Gov. Greg Gianforte registered his opposition to President Joe Biden’s plan to conserve 30% of the nation’s lands and waters by 2030 in a March 7 letter to the Interior Department that questioned the level of detail available in the plan and asserted that the federal government lacks jurisdiction and funding to execute the proposal.
At issue is an initiative that was outlined in a Jan. 27, 2021, executive order directing the Interior Department and other federal agencies to recommend a path to “conserve, connect and restore” 30% of America’s lands and waters and establish mechanisms to monitor the government’s progress. The plan Gianforte commented on represents an early step in that broader White House effort.
In January, the Interior Department announced it’s developing an American Conservation and Stewardship Atlas, which it billed as an “accessible, updated and comprehensive tool through which to measure the progress of conservation, stewardship and restoration efforts across the United States.”
DOI then solicited input including relevant data and research to inform the effort, existing or proposed stewardship actions the department should consider, the land and water attributes that should be included in the atlas, and how the government should reflect the contributions of state, local, tribal and private lands.

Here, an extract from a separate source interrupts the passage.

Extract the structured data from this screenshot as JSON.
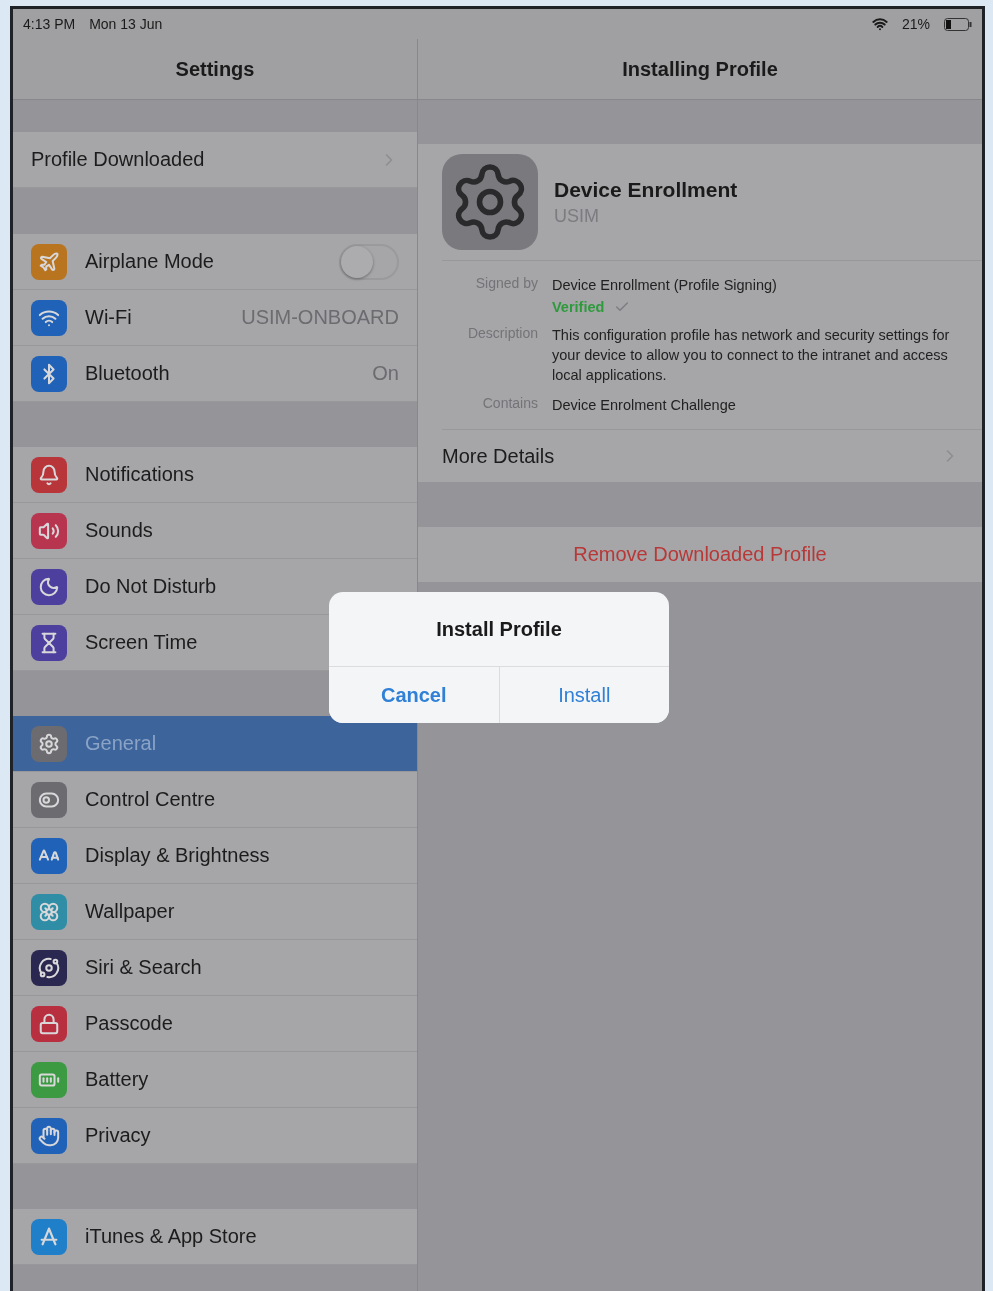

The department also sought comment about how desired outcomes — biodiversity, climate change mitigation and resilience, and equitable access to nature and its benefits — should be reflected in the atlas.

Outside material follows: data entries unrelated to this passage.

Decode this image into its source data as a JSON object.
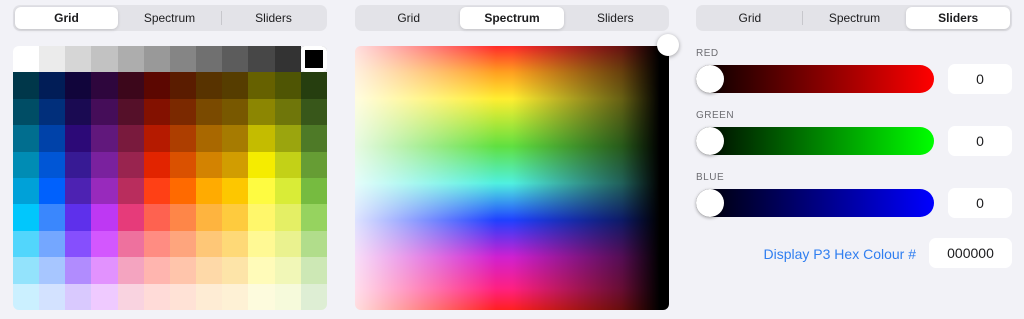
{
  "panels": [
    {
      "tabs": [
        "Grid",
        "Spectrum",
        "Sliders"
      ],
      "active": 0
    },
    {
      "tabs": [
        "Grid",
        "Spectrum",
        "Sliders"
      ],
      "active": 1
    },
    {
      "tabs": [
        "Grid",
        "Spectrum",
        "Sliders"
      ],
      "active": 2
    }
  ],
  "grid": {
    "columns": 12,
    "selected_color": "#000000",
    "rows": [
      [
        "#ffffff",
        "#ebebeb",
        "#d6d6d6",
        "#c2c2c2",
        "#adadad",
        "#999999",
        "#858585",
        "#707070",
        "#5c5c5c",
        "#474747",
        "#333333",
        "#000000"
      ],
      [
        "#00374a",
        "#011d57",
        "#11053b",
        "#2e063d",
        "#3c071b",
        "#5c0701",
        "#5a1c00",
        "#583300",
        "#563d00",
        "#666100",
        "#4f5504",
        "#263e0f"
      ],
      [
        "#004d65",
        "#012f7b",
        "#1a0a52",
        "#450d59",
        "#551029",
        "#831100",
        "#7b2900",
        "#7a4a00",
        "#785800",
        "#8c8602",
        "#6f760a",
        "#38571a"
      ],
      [
        "#016e8f",
        "#0042a9",
        "#2c0977",
        "#61187c",
        "#791a3d",
        "#b51a00",
        "#ad3e00",
        "#a96800",
        "#a67b01",
        "#c4bc00",
        "#9ba50e",
        "#4e7a27"
      ],
      [
        "#008cb4",
        "#0056d6",
        "#371a94",
        "#7a219e",
        "#99244f",
        "#e22400",
        "#da5100",
        "#d38301",
        "#d19d01",
        "#f5ec00",
        "#c3d117",
        "#669d34"
      ],
      [
        "#00a1d8",
        "#0061fd",
        "#4d22b2",
        "#982abc",
        "#b92d5d",
        "#ff4015",
        "#ff6a00",
        "#ffab01",
        "#fdc700",
        "#fefb41",
        "#d9ec37",
        "#76bb40"
      ],
      [
        "#01c7fc",
        "#3a87fd",
        "#5e30eb",
        "#be38f3",
        "#e63b7a",
        "#fe6250",
        "#fe8648",
        "#feb43f",
        "#fecb3e",
        "#fff76b",
        "#e4ef65",
        "#96d35f"
      ],
      [
        "#52d6fc",
        "#74a7ff",
        "#864ffd",
        "#d357fe",
        "#ee719e",
        "#ff8c82",
        "#fea57d",
        "#fec777",
        "#fed977",
        "#fff994",
        "#eaf28f",
        "#b1dd8b"
      ],
      [
        "#93e3fc",
        "#a7c6ff",
        "#b18cfe",
        "#e292fe",
        "#f4a4c0",
        "#ffb5af",
        "#ffc5ab",
        "#fed9a8",
        "#fde4a8",
        "#fffbb9",
        "#f1f7b7",
        "#cde8b5"
      ],
      [
        "#cbf0ff",
        "#d3e2ff",
        "#d9c9fe",
        "#efcaff",
        "#f9d3e0",
        "#ffdbd8",
        "#ffe2d6",
        "#feecd4",
        "#fef1d5",
        "#fdfbdd",
        "#f6fadb",
        "#deeed4"
      ]
    ]
  },
  "sliders": [
    {
      "label": "RED",
      "value": "0",
      "color": "#ff0000"
    },
    {
      "label": "GREEN",
      "value": "0",
      "color": "#00ff00"
    },
    {
      "label": "BLUE",
      "value": "0",
      "color": "#0000ff"
    }
  ],
  "hex": {
    "label": "Display P3 Hex Colour #",
    "value": "000000"
  }
}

Gianforte’s letter cites two court rulings to argue that, absent congressional approval, the federal government lacks authority to undertake such a conservation effort. Gianforte also took issue with the proposal’s current lack of detail, saying it’s unclear how “conservation,” “permanent protection” and “stewardship action” will be defined.
“The DOI would have Montana think that the Atlas is nothing more than an exercise in information gathering. However innocuously the DOI portrays this Atlas, the effort is wasted and could create significant harm to both Montana and its private landowners,” the letter reads. “Attributing undefined characteristics like ‘conservation’ or ‘wildlife habitats and corridors’ to private lands influences property values, may lead to promulgation of land restrictions, and raises a number of property ‘taking’ concerns pursuant to U.S. Constitution [Amendment] V.
“Montana has done its job insofar as conserving natural areas and resources,” the letter continues. “Montana asks that the DOI allow this work to continue, unencumbered by federal attempts to ‘help.’”
Gianforte had earlier signaled resistance to the initiative. In February 2021, he and 16 other Republican governors sent a letter asking Biden to rescind the executive order that established 30 by 30 (though the letter’s focus was a different initiative established by the same executive order that put a moratorium on federal oil and gas leasing).
Gianforte’s new letter was submitted March 7, the last day of a 60-day public comment period on DOI’s atlas plan. Five state agency heads cosigned the letter, including Amanda Kaster (Department of Natural Resources and Conservation), Chris Dorrington (Montana Department of Environmental Quality), Christy Clark (Montana Department of Agriculture), Michael Honeycutt (Montana Department of Livestock) and Henry “Hank” Worsech (Montana Fish, Wildlife and Parks).
The 30 by 30 initiative has garnered support from national and statewide conservation organizations including the Natural Resources Defense Council, the National Wildlife Federation, and the Montana Association of Land Trusts. Last March, 70 mayors nationwide, including Helena’s Wilmot Collins, endorsed 30 by 30.
Other groups have offered comments calling for a reorientation of the effort or highlighting both potential benefits and concerns. The Property and Environment Research Center, a Bozeman-based group that advocates free-market approaches to environmental issues, suggested the effort proceed with sensitivity to the interests of private landowners. PERC’s comment also voiced concern about the atlas edging into “intrusive regulation” territory.
The Montana Farm Bureau Federation’s submitted comments echoed Gianforte’s concern about the plan’s level of detail and called for the initiative to recognize and protect working landscapes that are farmed or ranched, whether privately owned or leased from the government.
The Center for Western Priorities, a Denver, Colorado-based conservation organization has described 30 by 30 as a “step that is necessary to prevent the unraveling of fundamental natural systems.”
“Scientists have shown that protecting and restoring natural areas is the most effective way to slow extinctions and retain resilient ecosystems, with much higher animal and plant abundance within protected areas,” according to a web page dedicated to the initiative. “Protected natural areas are also critical to stabilizing the climate and reducing the risk of the most severe impacts of climate change.”
The Interior Department received more than 12,000 comments on its atlas plan through an online comment system.
“The Department and agency partners will take the feedback from the public, states, Tribal Nations, scientists, and a wide range of stakeholders to inform development of the Atlas with a goal to release a beta version of the Atlas by the end of the year,” Interior Department spokesperson Giovanni Rocco wrote in an email to Montana Free Press. “The Atlas will help provide a more complete picture of conservation and stewardship in America, as well as utilize the best available data that can help inform future locally led conservation efforts.”